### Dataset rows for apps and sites
----

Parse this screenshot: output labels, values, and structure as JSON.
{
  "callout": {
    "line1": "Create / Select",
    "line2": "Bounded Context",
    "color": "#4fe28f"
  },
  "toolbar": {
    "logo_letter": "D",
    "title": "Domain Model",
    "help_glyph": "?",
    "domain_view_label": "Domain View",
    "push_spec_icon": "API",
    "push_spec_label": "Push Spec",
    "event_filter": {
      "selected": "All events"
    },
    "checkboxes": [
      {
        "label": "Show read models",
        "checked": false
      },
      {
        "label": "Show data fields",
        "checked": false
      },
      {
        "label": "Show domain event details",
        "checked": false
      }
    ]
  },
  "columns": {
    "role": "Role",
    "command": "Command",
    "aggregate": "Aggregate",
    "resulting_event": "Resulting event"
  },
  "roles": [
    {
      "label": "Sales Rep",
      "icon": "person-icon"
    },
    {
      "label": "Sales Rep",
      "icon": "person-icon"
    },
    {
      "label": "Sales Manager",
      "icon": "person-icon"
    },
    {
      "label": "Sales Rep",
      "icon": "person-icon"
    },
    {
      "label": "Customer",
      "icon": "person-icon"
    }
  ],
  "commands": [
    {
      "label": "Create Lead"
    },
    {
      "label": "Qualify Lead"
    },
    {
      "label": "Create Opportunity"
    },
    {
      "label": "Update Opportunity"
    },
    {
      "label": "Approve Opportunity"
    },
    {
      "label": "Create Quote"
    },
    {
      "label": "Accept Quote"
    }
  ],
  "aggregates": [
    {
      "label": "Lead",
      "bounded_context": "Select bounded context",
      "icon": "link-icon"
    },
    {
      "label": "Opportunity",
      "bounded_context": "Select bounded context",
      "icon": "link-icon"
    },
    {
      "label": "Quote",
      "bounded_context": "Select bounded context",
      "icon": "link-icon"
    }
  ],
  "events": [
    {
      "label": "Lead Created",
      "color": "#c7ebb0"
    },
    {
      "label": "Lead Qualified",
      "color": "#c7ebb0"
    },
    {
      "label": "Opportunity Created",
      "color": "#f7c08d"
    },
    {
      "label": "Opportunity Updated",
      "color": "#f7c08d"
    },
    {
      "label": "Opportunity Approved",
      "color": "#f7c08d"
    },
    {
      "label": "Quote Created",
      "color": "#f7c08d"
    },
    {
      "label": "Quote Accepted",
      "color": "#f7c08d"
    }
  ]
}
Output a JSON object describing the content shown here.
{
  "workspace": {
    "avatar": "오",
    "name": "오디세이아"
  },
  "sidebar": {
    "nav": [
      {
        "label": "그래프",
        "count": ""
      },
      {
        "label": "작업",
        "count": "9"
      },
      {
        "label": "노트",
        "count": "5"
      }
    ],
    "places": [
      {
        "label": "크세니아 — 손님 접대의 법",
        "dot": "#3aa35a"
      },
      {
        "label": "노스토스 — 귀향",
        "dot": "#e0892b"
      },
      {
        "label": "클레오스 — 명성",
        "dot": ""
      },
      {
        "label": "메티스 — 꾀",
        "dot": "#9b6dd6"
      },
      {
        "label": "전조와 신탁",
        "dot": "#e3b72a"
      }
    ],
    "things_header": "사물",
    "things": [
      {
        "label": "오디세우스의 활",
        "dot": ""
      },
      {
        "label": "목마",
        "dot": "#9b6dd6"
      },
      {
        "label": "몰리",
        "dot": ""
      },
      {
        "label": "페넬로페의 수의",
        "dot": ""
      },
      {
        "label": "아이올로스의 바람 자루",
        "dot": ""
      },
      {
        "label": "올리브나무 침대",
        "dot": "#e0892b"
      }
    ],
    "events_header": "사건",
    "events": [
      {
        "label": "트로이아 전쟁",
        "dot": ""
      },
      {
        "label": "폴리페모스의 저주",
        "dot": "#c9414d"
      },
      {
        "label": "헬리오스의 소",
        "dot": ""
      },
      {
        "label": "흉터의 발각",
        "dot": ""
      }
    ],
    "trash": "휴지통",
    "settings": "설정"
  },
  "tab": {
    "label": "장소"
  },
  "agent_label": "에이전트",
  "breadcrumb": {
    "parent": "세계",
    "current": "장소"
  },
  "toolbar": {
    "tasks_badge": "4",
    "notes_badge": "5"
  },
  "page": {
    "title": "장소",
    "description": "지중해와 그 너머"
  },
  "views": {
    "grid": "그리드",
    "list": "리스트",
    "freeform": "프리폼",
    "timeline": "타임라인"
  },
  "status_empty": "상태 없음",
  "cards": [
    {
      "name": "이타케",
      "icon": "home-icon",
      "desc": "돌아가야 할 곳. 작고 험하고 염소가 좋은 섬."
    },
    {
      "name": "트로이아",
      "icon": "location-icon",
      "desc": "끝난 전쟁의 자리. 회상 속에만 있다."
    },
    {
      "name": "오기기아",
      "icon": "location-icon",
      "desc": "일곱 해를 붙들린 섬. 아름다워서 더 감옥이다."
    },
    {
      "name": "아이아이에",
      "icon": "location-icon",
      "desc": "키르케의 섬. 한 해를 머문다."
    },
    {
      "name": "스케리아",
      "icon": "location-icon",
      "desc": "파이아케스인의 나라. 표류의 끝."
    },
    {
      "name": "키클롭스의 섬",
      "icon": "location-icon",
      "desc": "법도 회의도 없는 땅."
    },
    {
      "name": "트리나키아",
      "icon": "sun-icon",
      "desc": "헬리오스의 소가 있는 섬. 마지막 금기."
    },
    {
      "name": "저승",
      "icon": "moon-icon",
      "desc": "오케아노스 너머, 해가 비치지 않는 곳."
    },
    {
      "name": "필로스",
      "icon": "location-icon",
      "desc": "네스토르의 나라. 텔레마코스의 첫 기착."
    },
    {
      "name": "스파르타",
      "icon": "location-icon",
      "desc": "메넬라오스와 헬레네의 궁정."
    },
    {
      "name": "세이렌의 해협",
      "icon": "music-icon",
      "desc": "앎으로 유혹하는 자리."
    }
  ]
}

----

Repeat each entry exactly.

### SOLVED PROBLEM
Parse this screenshot: output labels, values, and structure as JSON.
{
  "callout": {
    "line1": "Create / Select",
    "line2": "Bounded Context",
    "color": "#4fe28f"
  },
  "toolbar": {
    "logo_letter": "D",
    "title": "Domain Model",
    "help_glyph": "?",
    "domain_view_label": "Domain View",
    "push_spec_icon": "API",
    "push_spec_label": "Push Spec",
    "event_filter": {
      "selected": "All events"
    },
    "checkboxes": [
      {
        "label": "Show read models",
        "checked": false
      },
      {
        "label": "Show data fields",
        "checked": false
      },
      {
        "label": "Show domain event details",
        "checked": false
      }
    ]
  },
  "columns": {
    "role": "Role",
    "command": "Command",
    "aggregate": "Aggregate",
    "resulting_event": "Resulting event"
  },
  "roles": [
    {
      "label": "Sales Rep",
      "icon": "person-icon"
    },
    {
      "label": "Sales Rep",
      "icon": "person-icon"
    },
    {
      "label": "Sales Manager",
      "icon": "person-icon"
    },
    {
      "label": "Sales Rep",
      "icon": "person-icon"
    },
    {
      "label": "Customer",
      "icon": "person-icon"
    }
  ],
  "commands": [
    {
      "label": "Create Lead"
    },
    {
      "label": "Qualify Lead"
    },
    {
      "label": "Create Opportunity"
    },
    {
      "label": "Update Opportunity"
    },
    {
      "label": "Approve Opportunity"
    },
    {
      "label": "Create Quote"
    },
    {
      "label": "Accept Quote"
    }
  ],
  "aggregates": [
    {
      "label": "Lead",
      "bounded_context": "Select bounded context",
      "icon": "link-icon"
    },
    {
      "label": "Opportunity",
      "bounded_context": "Select bounded context",
      "icon": "link-icon"
    },
    {
      "label": "Quote",
      "bounded_context": "Select bounded context",
      "icon": "link-icon"
    }
  ],
  "events": [
    {
      "label": "Lead Created",
      "color": "#c7ebb0"
    },
    {
      "label": "Lead Qualified",
      "color": "#c7ebb0"
    },
    {
      "label": "Opportunity Created",
      "color": "#f7c08d"
    },
    {
      "label": "Opportunity Updated",
      "color": "#f7c08d"
    },
    {
      "label": "Opportunity Approved",
      "color": "#f7c08d"
    },
    {
      "label": "Quote Created",
      "color": "#f7c08d"
    },
    {
      "label": "Quote Accepted",
      "color": "#f7c08d"
    }
  ]
}
Output a JSON object describing the content shown here.
{
  "workspace": {
    "avatar": "오",
    "name": "오디세이아"
  },
  "sidebar": {
    "nav": [
      {
        "label": "그래프",
        "count": ""
      },
      {
        "label": "작업",
        "count": "9"
      },
      {
        "label": "노트",
        "count": "5"
      }
    ],
    "places": [
      {
        "label": "크세니아 — 손님 접대의 법",
        "dot": "#3aa35a"
      },
      {
        "label": "노스토스 — 귀향",
        "dot": "#e0892b"
      },
      {
        "label": "클레오스 — 명성",
        "dot": ""
      },
      {
        "label": "메티스 — 꾀",
        "dot": "#9b6dd6"
      },
      {
        "label": "전조와 신탁",
        "dot": "#e3b72a"
      }
    ],
    "things_header": "사물",
    "things": [
      {
        "label": "오디세우스의 활",
        "dot": ""
      },
      {
        "label": "목마",
        "dot": "#9b6dd6"
      },
      {
        "label": "몰리",
        "dot": ""
      },
      {
        "label": "페넬로페의 수의",
        "dot": ""
      },
      {
        "label": "아이올로스의 바람 자루",
        "dot": ""
      },
      {
        "label": "올리브나무 침대",
        "dot": "#e0892b"
      }
    ],
    "events_header": "사건",
    "events": [
      {
        "label": "트로이아 전쟁",
        "dot": ""
      },
      {
        "label": "폴리페모스의 저주",
        "dot": "#c9414d"
      },
      {
        "label": "헬리오스의 소",
        "dot": ""
      },
      {
        "label": "흉터의 발각",
        "dot": ""
      }
    ],
    "trash": "휴지통",
    "settings": "설정"
  },
  "tab": {
    "label": "장소"
  },
  "agent_label": "에이전트",
  "breadcrumb": {
    "parent": "세계",
    "current": "장소"
  },
  "toolbar": {
    "tasks_badge": "4",
    "notes_badge": "5"
  },
  "page": {
    "title": "장소",
    "description": "지중해와 그 너머"
  },
  "views": {
    "grid": "그리드",
    "list": "리스트",
    "freeform": "프리폼",
    "timeline": "타임라인"
  },
  "status_empty": "상태 없음",
  "cards": [
    {
      "name": "이타케",
      "icon": "home-icon",
      "desc": "돌아가야 할 곳. 작고 험하고 염소가 좋은 섬."
    },
    {
      "name": "트로이아",
      "icon": "location-icon",
      "desc": "끝난 전쟁의 자리. 회상 속에만 있다."
    },
    {
      "name": "오기기아",
      "icon": "location-icon",
      "desc": "일곱 해를 붙들린 섬. 아름다워서 더 감옥이다."
    },
    {
      "name": "아이아이에",
      "icon": "location-icon",
      "desc": "키르케의 섬. 한 해를 머문다."
    },
    {
      "name": "스케리아",
      "icon": "location-icon",
      "desc": "파이아케스인의 나라. 표류의 끝."
    },
    {
      "name": "키클롭스의 섬",
      "icon": "location-icon",
      "desc": "법도 회의도 없는 땅."
    },
    {
      "name": "트리나키아",
      "icon": "sun-icon",
      "desc": "헬리오스의 소가 있는 섬. 마지막 금기."
    },
    {
      "name": "저승",
      "icon": "moon-icon",
      "desc": "오케아노스 너머, 해가 비치지 않는 곳."
    },
    {
      "name": "필로스",
      "icon": "location-icon",
      "desc": "네스토르의 나라. 텔레마코스의 첫 기착."
    },
    {
      "name": "스파르타",
      "icon": "location-icon",
      "desc": "메넬라오스와 헬레네의 궁정."
    },
    {
      "name": "세이렌의 해협",
      "icon": "music-icon",
      "desc": "앎으로 유혹하는 자리."
    }
  ]
}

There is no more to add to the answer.